retains abundant natural acidity. It also means that the fruit ripens slower, building up an arsenal of aromatic and flavour compounds while allowing for tannic ripening.
What else? Unlike the range of soil types through the southern Rhône, famed in particular for the galets, or alluvial white pudding stones of Châteauneuf du Pape, the Sierra de Gredos are largely made of granitic sand. Granite is found in propitious sites throughout the northern Rhône, which is Syrah territory, but seldom in the south of France. These soils allow for drainage while absorbing heat, a balanced counterpoint to the region’s altitude and a vector for optimal grape ripeness. There is also slate and schist, which though lacking nutrients do retain and refract heat, while quartz provides a cooling effect to the vines irrespective of air temperature.
And yet, despite these virtues and the litany of gnarled, old vines that are scattered throughout the region, the Sierra de Gredos is not well-known. This is more remarkable when one considers the speed at which information is shared today.
The region’s anonymity is due to a number of factors, chief among them a lack of wealth, which has meant wines were consumed locally rather than sold to distant markets. Things have changed, however, and the region’s wines are at last becoming fashionable, largely driven by Western sommeliers eager to share their newfound enthusiasm with consumers.

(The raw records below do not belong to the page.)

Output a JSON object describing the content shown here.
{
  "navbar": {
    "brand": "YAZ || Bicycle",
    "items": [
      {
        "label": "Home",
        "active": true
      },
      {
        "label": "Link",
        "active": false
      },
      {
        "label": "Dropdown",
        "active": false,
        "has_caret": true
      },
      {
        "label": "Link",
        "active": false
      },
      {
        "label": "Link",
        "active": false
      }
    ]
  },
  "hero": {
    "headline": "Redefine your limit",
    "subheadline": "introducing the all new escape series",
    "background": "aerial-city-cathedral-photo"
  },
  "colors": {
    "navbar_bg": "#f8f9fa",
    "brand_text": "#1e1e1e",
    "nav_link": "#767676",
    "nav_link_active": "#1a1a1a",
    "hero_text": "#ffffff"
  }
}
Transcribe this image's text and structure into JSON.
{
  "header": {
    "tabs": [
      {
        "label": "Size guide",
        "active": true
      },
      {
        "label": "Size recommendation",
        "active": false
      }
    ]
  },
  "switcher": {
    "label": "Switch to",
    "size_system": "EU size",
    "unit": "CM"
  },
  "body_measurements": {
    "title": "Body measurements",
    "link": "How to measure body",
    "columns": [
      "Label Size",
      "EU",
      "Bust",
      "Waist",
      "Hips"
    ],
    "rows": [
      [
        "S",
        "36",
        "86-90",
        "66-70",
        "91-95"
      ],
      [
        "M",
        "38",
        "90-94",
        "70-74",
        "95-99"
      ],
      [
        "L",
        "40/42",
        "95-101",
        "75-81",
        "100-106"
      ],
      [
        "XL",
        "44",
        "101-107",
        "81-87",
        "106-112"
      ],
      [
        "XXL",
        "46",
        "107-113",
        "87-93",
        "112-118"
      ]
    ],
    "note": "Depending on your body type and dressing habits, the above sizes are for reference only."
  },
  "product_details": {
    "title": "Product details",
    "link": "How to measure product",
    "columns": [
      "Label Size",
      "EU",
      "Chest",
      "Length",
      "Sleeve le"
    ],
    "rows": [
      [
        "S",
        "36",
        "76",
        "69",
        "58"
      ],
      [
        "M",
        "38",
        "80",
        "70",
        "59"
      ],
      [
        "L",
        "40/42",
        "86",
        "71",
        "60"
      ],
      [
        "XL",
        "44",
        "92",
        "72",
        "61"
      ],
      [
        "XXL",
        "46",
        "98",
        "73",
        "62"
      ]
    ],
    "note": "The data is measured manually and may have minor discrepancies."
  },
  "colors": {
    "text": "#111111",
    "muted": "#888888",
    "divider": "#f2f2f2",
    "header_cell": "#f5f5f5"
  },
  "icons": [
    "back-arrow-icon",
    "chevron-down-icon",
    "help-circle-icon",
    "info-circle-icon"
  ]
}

After all, Grenache here is of a different world and often ethereal, delicate and dainty, its fruit more blue than black. In higher zones, the tang of red berries infuses the wines with an effusive crunch. The acidity is higher, too, running the scales across a skein of white pepper to provide further energy. The tannins of the best wines, such as those noted below from Bodega Marañones, are detailed and sandy. Moreover, the majority of wines spring from the glass — like Pinot Noir laid across a bed of violet and strewn herbs. What’s not to love?